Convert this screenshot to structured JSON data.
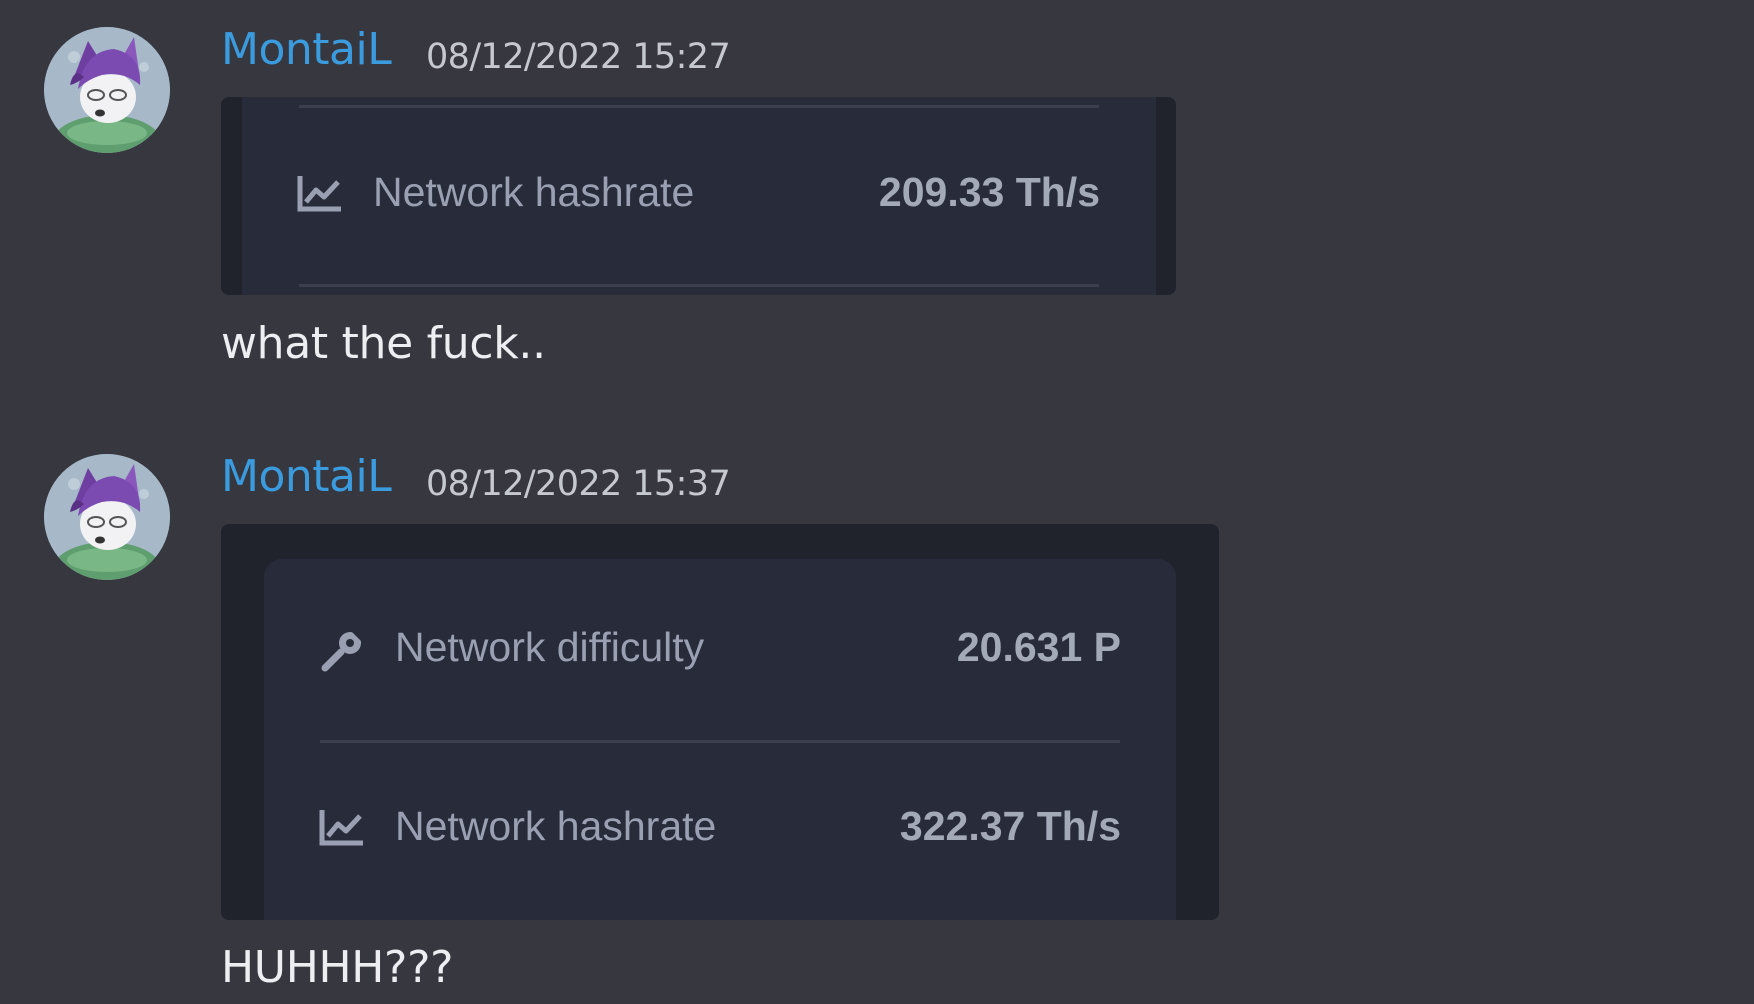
{
  "messages": [
    {
      "author": "MontaiL",
      "timestamp": "08/12/2022 15:27",
      "embed": {
        "rows": [
          {
            "icon": "chart-line-icon",
            "label": "Network hashrate",
            "value": "209.33 Th/s"
          }
        ]
      },
      "text": "what the fuck.."
    },
    {
      "author": "MontaiL",
      "timestamp": "08/12/2022 15:37",
      "embed": {
        "rows": [
          {
            "icon": "wrench-icon",
            "label": "Network difficulty",
            "value": "20.631 P"
          },
          {
            "icon": "chart-line-icon",
            "label": "Network hashrate",
            "value": "322.37 Th/s"
          }
        ]
      },
      "text": "HUHHH???"
    }
  ],
  "colors": {
    "background": "#37383f",
    "author": "#3b9bdf",
    "embed_outer": "#20222c",
    "embed_inner": "#282c3a"
  }
}
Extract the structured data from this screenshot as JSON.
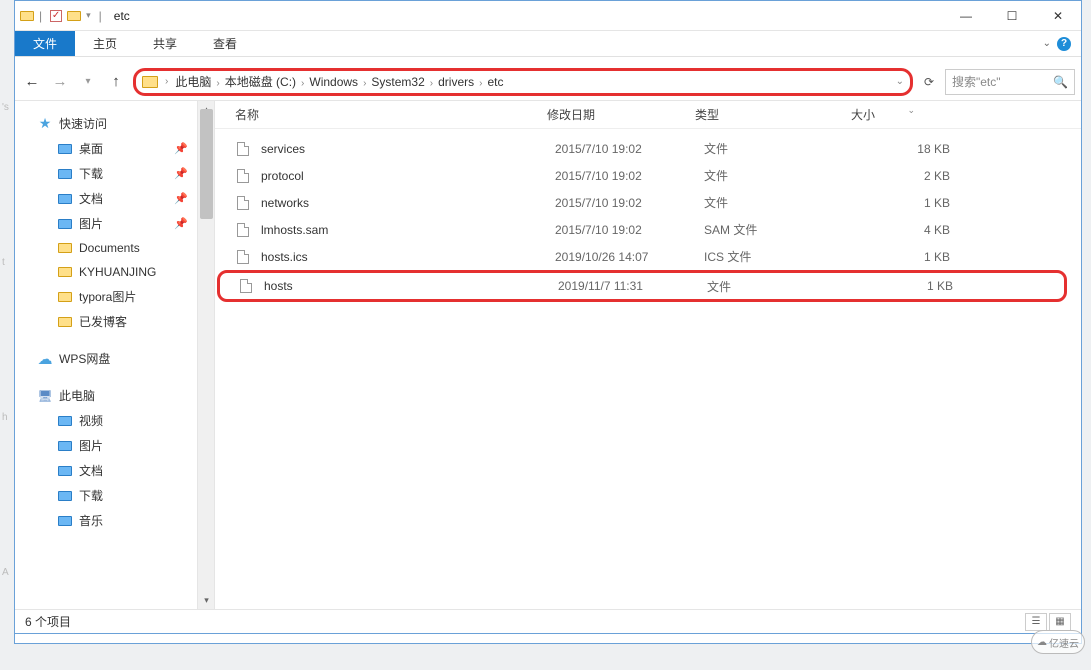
{
  "title": "etc",
  "ribbon": {
    "file": "文件",
    "home": "主页",
    "share": "共享",
    "view": "查看"
  },
  "breadcrumb": [
    "此电脑",
    "本地磁盘 (C:)",
    "Windows",
    "System32",
    "drivers",
    "etc"
  ],
  "search_placeholder": "搜索\"etc\"",
  "columns": {
    "name": "名称",
    "date": "修改日期",
    "type": "类型",
    "size": "大小"
  },
  "files": [
    {
      "name": "services",
      "date": "2015/7/10 19:02",
      "type": "文件",
      "size": "18 KB",
      "highlight": false
    },
    {
      "name": "protocol",
      "date": "2015/7/10 19:02",
      "type": "文件",
      "size": "2 KB",
      "highlight": false
    },
    {
      "name": "networks",
      "date": "2015/7/10 19:02",
      "type": "文件",
      "size": "1 KB",
      "highlight": false
    },
    {
      "name": "lmhosts.sam",
      "date": "2015/7/10 19:02",
      "type": "SAM 文件",
      "size": "4 KB",
      "highlight": false
    },
    {
      "name": "hosts.ics",
      "date": "2019/10/26 14:07",
      "type": "ICS 文件",
      "size": "1 KB",
      "highlight": false
    },
    {
      "name": "hosts",
      "date": "2019/11/7 11:31",
      "type": "文件",
      "size": "1 KB",
      "highlight": true
    }
  ],
  "sidebar": {
    "quick_access": {
      "label": "快速访问",
      "items": [
        {
          "label": "桌面",
          "pinned": true,
          "ico": "b"
        },
        {
          "label": "下载",
          "pinned": true,
          "ico": "b"
        },
        {
          "label": "文档",
          "pinned": true,
          "ico": "b"
        },
        {
          "label": "图片",
          "pinned": true,
          "ico": "b"
        },
        {
          "label": "Documents",
          "pinned": false,
          "ico": "y"
        },
        {
          "label": "KYHUANJING",
          "pinned": false,
          "ico": "y"
        },
        {
          "label": "typora图片",
          "pinned": false,
          "ico": "y"
        },
        {
          "label": "已发博客",
          "pinned": false,
          "ico": "y"
        }
      ]
    },
    "wps": {
      "label": "WPS网盘"
    },
    "this_pc": {
      "label": "此电脑",
      "items": [
        {
          "label": "视频",
          "ico": "b"
        },
        {
          "label": "图片",
          "ico": "b"
        },
        {
          "label": "文档",
          "ico": "b"
        },
        {
          "label": "下载",
          "ico": "b"
        },
        {
          "label": "音乐",
          "ico": "b"
        }
      ]
    }
  },
  "status": "6 个项目",
  "watermark": "亿速云"
}
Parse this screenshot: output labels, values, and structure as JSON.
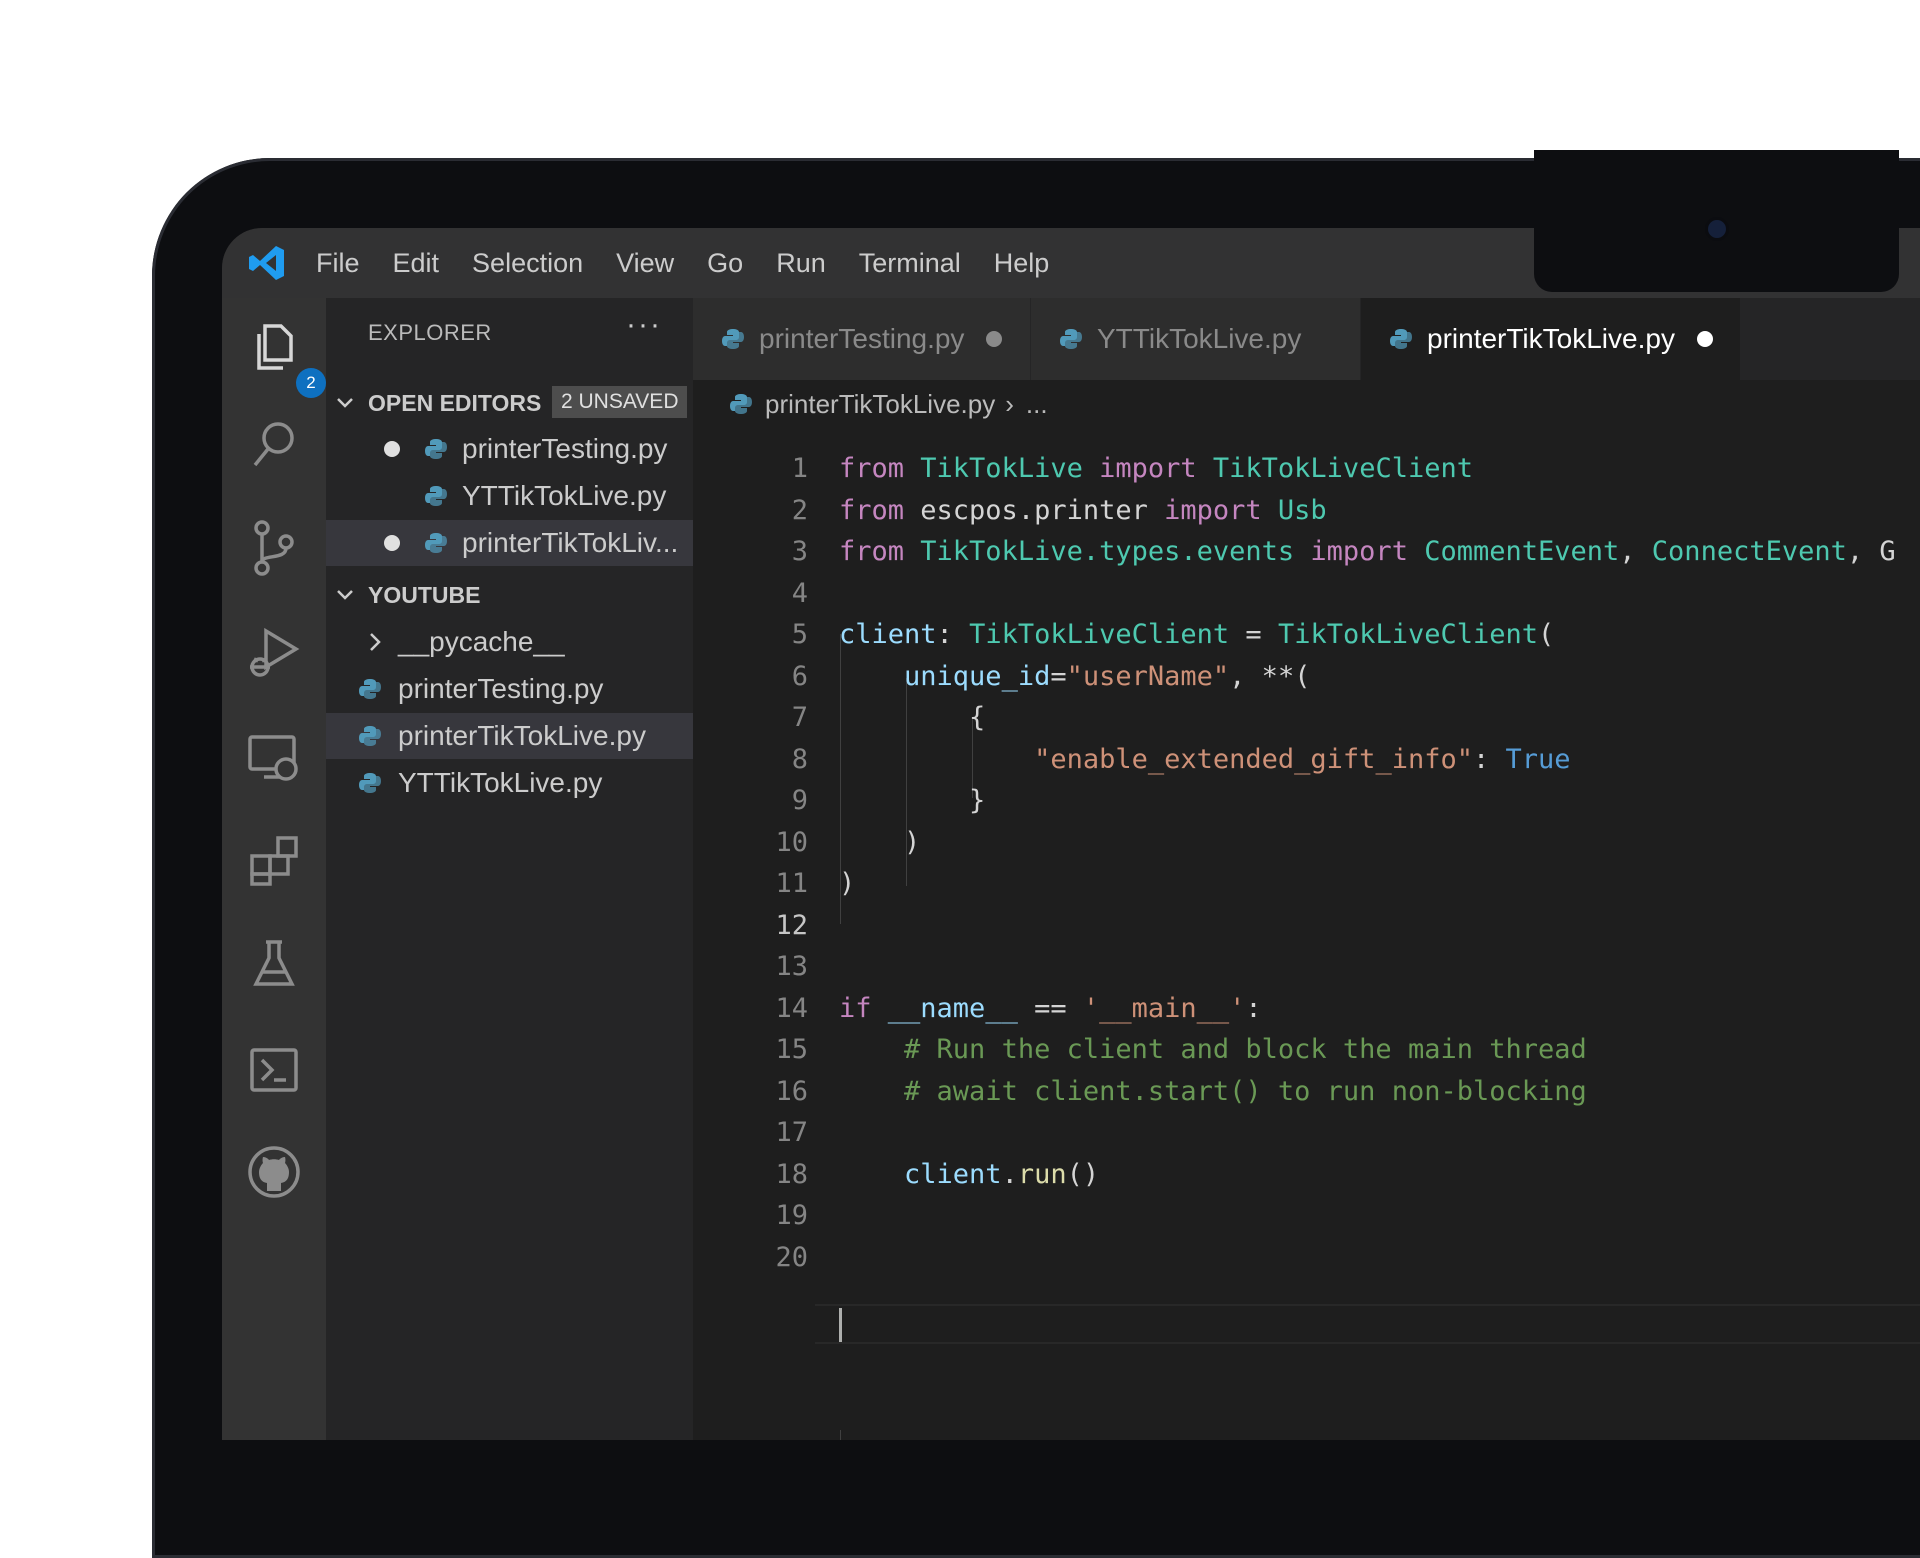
{
  "menu": [
    "File",
    "Edit",
    "Selection",
    "View",
    "Go",
    "Run",
    "Terminal",
    "Help"
  ],
  "activity": {
    "explorer_badge": "2"
  },
  "sidebar": {
    "title": "EXPLORER",
    "more": "···",
    "open_editors": {
      "label": "OPEN EDITORS",
      "badge": "2 UNSAVED",
      "items": [
        {
          "name": "printerTesting.py",
          "unsaved": true
        },
        {
          "name": "YTTikTokLive.py",
          "unsaved": false
        },
        {
          "name": "printerTikTokLiv...",
          "unsaved": true
        }
      ]
    },
    "folder": {
      "label": "YOUTUBE",
      "items": [
        "__pycache__",
        "printerTesting.py",
        "printerTikTokLive.py",
        "YTTikTokLive.py"
      ]
    }
  },
  "tabs": [
    {
      "name": "printerTesting.py",
      "unsaved": true,
      "active": false
    },
    {
      "name": "YTTikTokLive.py",
      "unsaved": false,
      "active": false
    },
    {
      "name": "printerTikTokLive.py",
      "unsaved": true,
      "active": true
    }
  ],
  "breadcrumb": {
    "file": "printerTikTokLive.py",
    "sep": "›",
    "rest": "..."
  },
  "editor": {
    "current_line": 12,
    "lines": [
      [
        [
          "kw",
          "from "
        ],
        [
          "cls",
          "TikTokLive"
        ],
        [
          "kw",
          " import "
        ],
        [
          "cls",
          "TikTokLiveClient"
        ]
      ],
      [
        [
          "kw",
          "from "
        ],
        [
          "pl",
          "escpos.printer"
        ],
        [
          "kw",
          " import "
        ],
        [
          "cls",
          "Usb"
        ]
      ],
      [
        [
          "kw",
          "from "
        ],
        [
          "cls",
          "TikTokLive.types.events"
        ],
        [
          "kw",
          " import "
        ],
        [
          "cls",
          "CommentEvent"
        ],
        [
          "pl",
          ", "
        ],
        [
          "cls",
          "ConnectEvent"
        ],
        [
          "pl",
          ", G"
        ]
      ],
      [],
      [
        [
          "var",
          "client"
        ],
        [
          "pl",
          ": "
        ],
        [
          "cls",
          "TikTokLiveClient"
        ],
        [
          "pl",
          " = "
        ],
        [
          "cls",
          "TikTokLiveClient"
        ],
        [
          "pl",
          "("
        ]
      ],
      [
        [
          "pl",
          "    "
        ],
        [
          "var",
          "unique_id"
        ],
        [
          "pl",
          "="
        ],
        [
          "str",
          "\"userName\""
        ],
        [
          "pl",
          ", **("
        ]
      ],
      [
        [
          "pl",
          "        {"
        ]
      ],
      [
        [
          "pl",
          "            "
        ],
        [
          "str",
          "\"enable_extended_gift_info\""
        ],
        [
          "pl",
          ": "
        ],
        [
          "bool",
          "True"
        ]
      ],
      [
        [
          "pl",
          "        }"
        ]
      ],
      [
        [
          "pl",
          "    )"
        ]
      ],
      [
        [
          "pl",
          ")"
        ]
      ],
      [],
      [],
      [
        [
          "kw",
          "if "
        ],
        [
          "var",
          "__name__"
        ],
        [
          "pl",
          " == "
        ],
        [
          "str",
          "'__main__'"
        ],
        [
          "pl",
          ":"
        ]
      ],
      [
        [
          "pl",
          "    "
        ],
        [
          "cmt",
          "# Run the client and block the main thread"
        ]
      ],
      [
        [
          "pl",
          "    "
        ],
        [
          "cmt",
          "# await client.start() to run non-blocking"
        ]
      ],
      [],
      [
        [
          "pl",
          "    "
        ],
        [
          "var",
          "client"
        ],
        [
          "pl",
          "."
        ],
        [
          "fn",
          "run"
        ],
        [
          "pl",
          "()"
        ]
      ],
      [],
      []
    ]
  }
}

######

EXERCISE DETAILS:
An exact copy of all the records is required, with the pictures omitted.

WRITTEN ANSWER:
Convert this screenshot to structured JSON data.
{
  "messages": [
    {
      "author": "MontaiL",
      "timestamp": "08/12/2022 15:27",
      "embed": {
        "rows": [
          {
            "icon": "chart-line-icon",
            "label": "Network hashrate",
            "value": "209.33 Th/s"
          }
        ]
      },
      "text": "what the fuck.."
    },
    {
      "author": "MontaiL",
      "timestamp": "08/12/2022 15:37",
      "embed": {
        "rows": [
          {
            "icon": "wrench-icon",
            "label": "Network difficulty",
            "value": "20.631 P"
          },
          {
            "icon": "chart-line-icon",
            "label": "Network hashrate",
            "value": "322.37 Th/s"
          }
        ]
      },
      "text": "HUHHH???"
    }
  ],
  "colors": {
    "background": "#37383f",
    "author": "#3b9bdf",
    "embed_outer": "#20222c",
    "embed_inner": "#282c3a"
  }
}
Extract the structured data from this screenshot as JSON.
{
  "title": "etc",
  "ribbon": {
    "file": "文件",
    "home": "主页",
    "share": "共享",
    "view": "查看"
  },
  "breadcrumb": [
    "此电脑",
    "本地磁盘 (C:)",
    "Windows",
    "System32",
    "drivers",
    "etc"
  ],
  "search_placeholder": "搜索\"etc\"",
  "columns": {
    "name": "名称",
    "date": "修改日期",
    "type": "类型",
    "size": "大小"
  },
  "files": [
    {
      "name": "services",
      "date": "2015/7/10 19:02",
      "type": "文件",
      "size": "18 KB",
      "highlight": false
    },
    {
      "name": "protocol",
      "date": "2015/7/10 19:02",
      "type": "文件",
      "size": "2 KB",
      "highlight": false
    },
    {
      "name": "networks",
      "date": "2015/7/10 19:02",
      "type": "文件",
      "size": "1 KB",
      "highlight": false
    },
    {
      "name": "lmhosts.sam",
      "date": "2015/7/10 19:02",
      "type": "SAM 文件",
      "size": "4 KB",
      "highlight": false
    },
    {
      "name": "hosts.ics",
      "date": "2019/10/26 14:07",
      "type": "ICS 文件",
      "size": "1 KB",
      "highlight": false
    },
    {
      "name": "hosts",
      "date": "2019/11/7 11:31",
      "type": "文件",
      "size": "1 KB",
      "highlight": true
    }
  ],
  "sidebar": {
    "quick_access": {
      "label": "快速访问",
      "items": [
        {
          "label": "桌面",
          "pinned": true,
          "ico": "b"
        },
        {
          "label": "下载",
          "pinned": true,
          "ico": "b"
        },
        {
          "label": "文档",
          "pinned": true,
          "ico": "b"
        },
        {
          "label": "图片",
          "pinned": true,
          "ico": "b"
        },
        {
          "label": "Documents",
          "pinned": false,
          "ico": "y"
        },
        {
          "label": "KYHUANJING",
          "pinned": false,
          "ico": "y"
        },
        {
          "label": "typora图片",
          "pinned": false,
          "ico": "y"
        },
        {
          "label": "已发博客",
          "pinned": false,
          "ico": "y"
        }
      ]
    },
    "wps": {
      "label": "WPS网盘"
    },
    "this_pc": {
      "label": "此电脑",
      "items": [
        {
          "label": "视频",
          "ico": "b"
        },
        {
          "label": "图片",
          "ico": "b"
        },
        {
          "label": "文档",
          "ico": "b"
        },
        {
          "label": "下载",
          "ico": "b"
        },
        {
          "label": "音乐",
          "ico": "b"
        }
      ]
    }
  },
  "status": "6 个项目",
  "watermark": "亿速云"
}
Parse this screenshot: output labels, values, and structure as JSON.
{
  "menu": [
    "File",
    "Edit",
    "Selection",
    "View",
    "Go",
    "Run",
    "Terminal",
    "Help"
  ],
  "activity": {
    "explorer_badge": "2"
  },
  "sidebar": {
    "title": "EXPLORER",
    "more": "···",
    "open_editors": {
      "label": "OPEN EDITORS",
      "badge": "2 UNSAVED",
      "items": [
        {
          "name": "printerTesting.py",
          "unsaved": true
        },
        {
          "name": "YTTikTokLive.py",
          "unsaved": false
        },
        {
          "name": "printerTikTokLiv...",
          "unsaved": true
        }
      ]
    },
    "folder": {
      "label": "YOUTUBE",
      "items": [
        "__pycache__",
        "printerTesting.py",
        "printerTikTokLive.py",
        "YTTikTokLive.py"
      ]
    }
  },
  "tabs": [
    {
      "name": "printerTesting.py",
      "unsaved": true,
      "active": false
    },
    {
      "name": "YTTikTokLive.py",
      "unsaved": false,
      "active": false
    },
    {
      "name": "printerTikTokLive.py",
      "unsaved": true,
      "active": true
    }
  ],
  "breadcrumb": {
    "file": "printerTikTokLive.py",
    "sep": "›",
    "rest": "..."
  },
  "editor": {
    "current_line": 12,
    "lines": [
      [
        [
          "kw",
          "from "
        ],
        [
          "cls",
          "TikTokLive"
        ],
        [
          "kw",
          " import "
        ],
        [
          "cls",
          "TikTokLiveClient"
        ]
      ],
      [
        [
          "kw",
          "from "
        ],
        [
          "pl",
          "escpos.printer"
        ],
        [
          "kw",
          " import "
        ],
        [
          "cls",
          "Usb"
        ]
      ],
      [
        [
          "kw",
          "from "
        ],
        [
          "cls",
          "TikTokLive.types.events"
        ],
        [
          "kw",
          " import "
        ],
        [
          "cls",
          "CommentEvent"
        ],
        [
          "pl",
          ", "
        ],
        [
          "cls",
          "ConnectEvent"
        ],
        [
          "pl",
          ", G"
        ]
      ],
      [],
      [
        [
          "var",
          "client"
        ],
        [
          "pl",
          ": "
        ],
        [
          "cls",
          "TikTokLiveClient"
        ],
        [
          "pl",
          " = "
        ],
        [
          "cls",
          "TikTokLiveClient"
        ],
        [
          "pl",
          "("
        ]
      ],
      [
        [
          "pl",
          "    "
        ],
        [
          "var",
          "unique_id"
        ],
        [
          "pl",
          "="
        ],
        [
          "str",
          "\"userName\""
        ],
        [
          "pl",
          ", **("
        ]
      ],
      [
        [
          "pl",
          "        {"
        ]
      ],
      [
        [
          "pl",
          "            "
        ],
        [
          "str",
          "\"enable_extended_gift_info\""
        ],
        [
          "pl",
          ": "
        ],
        [
          "bool",
          "True"
        ]
      ],
      [
        [
          "pl",
          "        }"
        ]
      ],
      [
        [
          "pl",
          "    )"
        ]
      ],
      [
        [
          "pl",
          ")"
        ]
      ],
      [],
      [],
      [
        [
          "kw",
          "if "
        ],
        [
          "var",
          "__name__"
        ],
        [
          "pl",
          " == "
        ],
        [
          "str",
          "'__main__'"
        ],
        [
          "pl",
          ":"
        ]
      ],
      [
        [
          "pl",
          "    "
        ],
        [
          "cmt",
          "# Run the client and block the main thread"
        ]
      ],
      [
        [
          "pl",
          "    "
        ],
        [
          "cmt",
          "# await client.start() to run non-blocking"
        ]
      ],
      [],
      [
        [
          "pl",
          "    "
        ],
        [
          "var",
          "client"
        ],
        [
          "pl",
          "."
        ],
        [
          "fn",
          "run"
        ],
        [
          "pl",
          "()"
        ]
      ],
      [],
      []
    ]
  }
}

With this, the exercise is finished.